Scientists are operating to breed sheep that manufacture fewer greenhouse gases so as to scale back their impact on their environments.
The Grass to the Gas initiative can mix international scientific and trade experience to live 2 major factors touching the environmental consequences of the stock – feed potency and alkane series emissions.
Its goal is to develop ways in which to spot animals with a lower impact, which may then be elite for breeding programs.
Nicola Lambe, a sheep biologist at Scotland’s Rural College (SRUC), said: “The reduction in greenhouse emission emissions may be an international issue requiring a multinational and transdisciplinary approach.
“The project aims to provide tools to live, or accurately predict, feed potency and alkane series emissions from each individual animals and sheep systems, which can offer the international trade with suggests that to breed, feed and manage sheep with reduced environmental impact as a part of genetic improvement initiatives.
“It also will contribute towards addressing the argument regarding the result of feeding meat on heating, with sheep creating use of land typically unsuitable for alternative agricultural production, except conifers – a minimum of within Great Britain.”
The first section of the three-year project, which runs till September 2022, can check totally different strategies for his or her ability to accurately predict feed intake and alkane series emissions from sheep.
Using technologies that show promise, researchers can then investigate the link between these 2 factors from sheep housed each inside and at pasture.
Genetic management of emissions and feeding also will be checked out within the project, by assessing the variations thanks to breed, parent, genetic line or breeding values.

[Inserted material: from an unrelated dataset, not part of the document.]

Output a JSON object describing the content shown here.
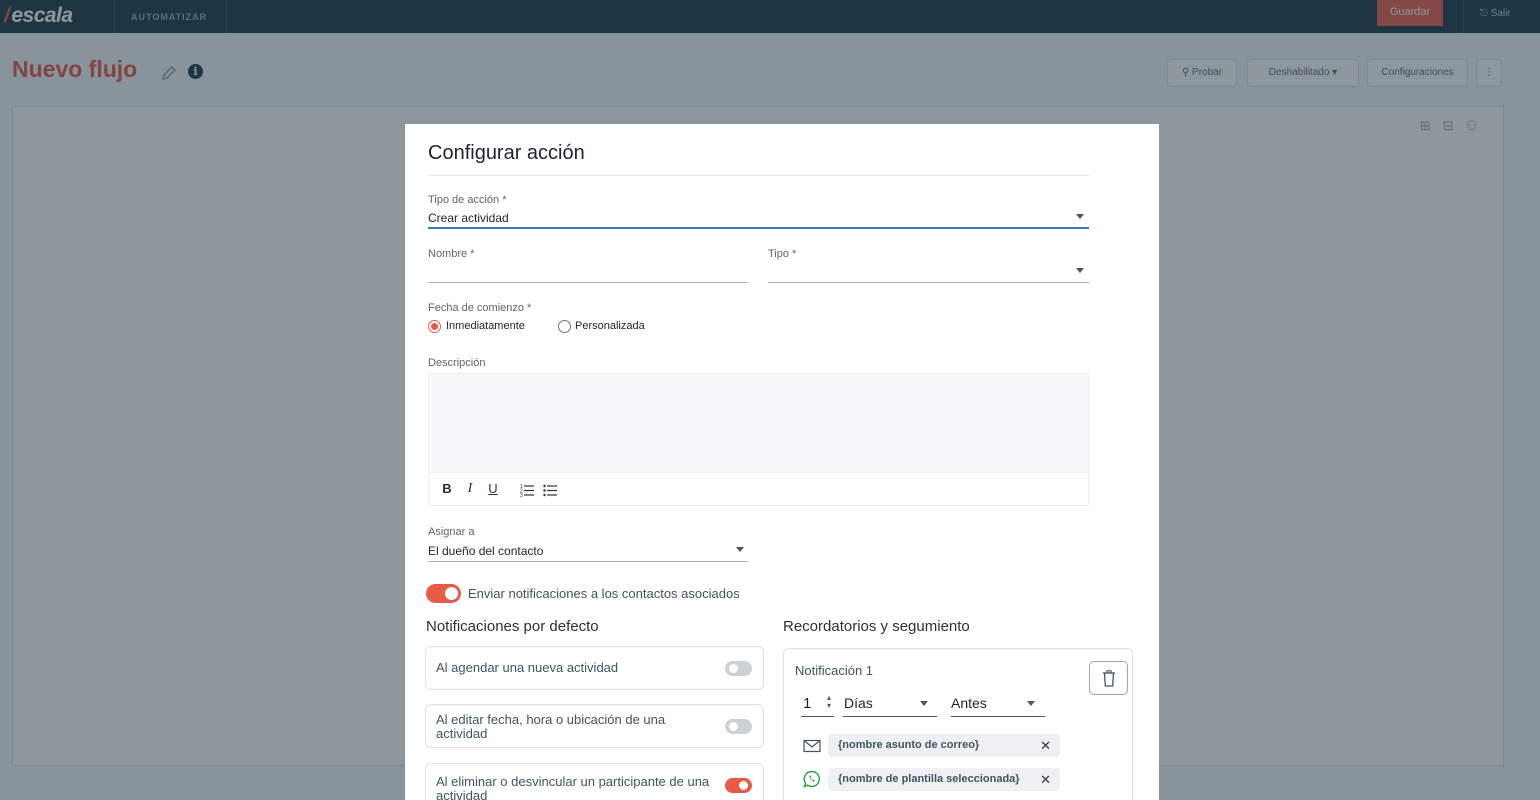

The analysis crystal rectifier by SRUC can use lambs bred from male sheep – referred to as sires – sourced from the Texel Sheep Society’s Texel Plus programme, to analyse the results of sire and breeding values on these measurements.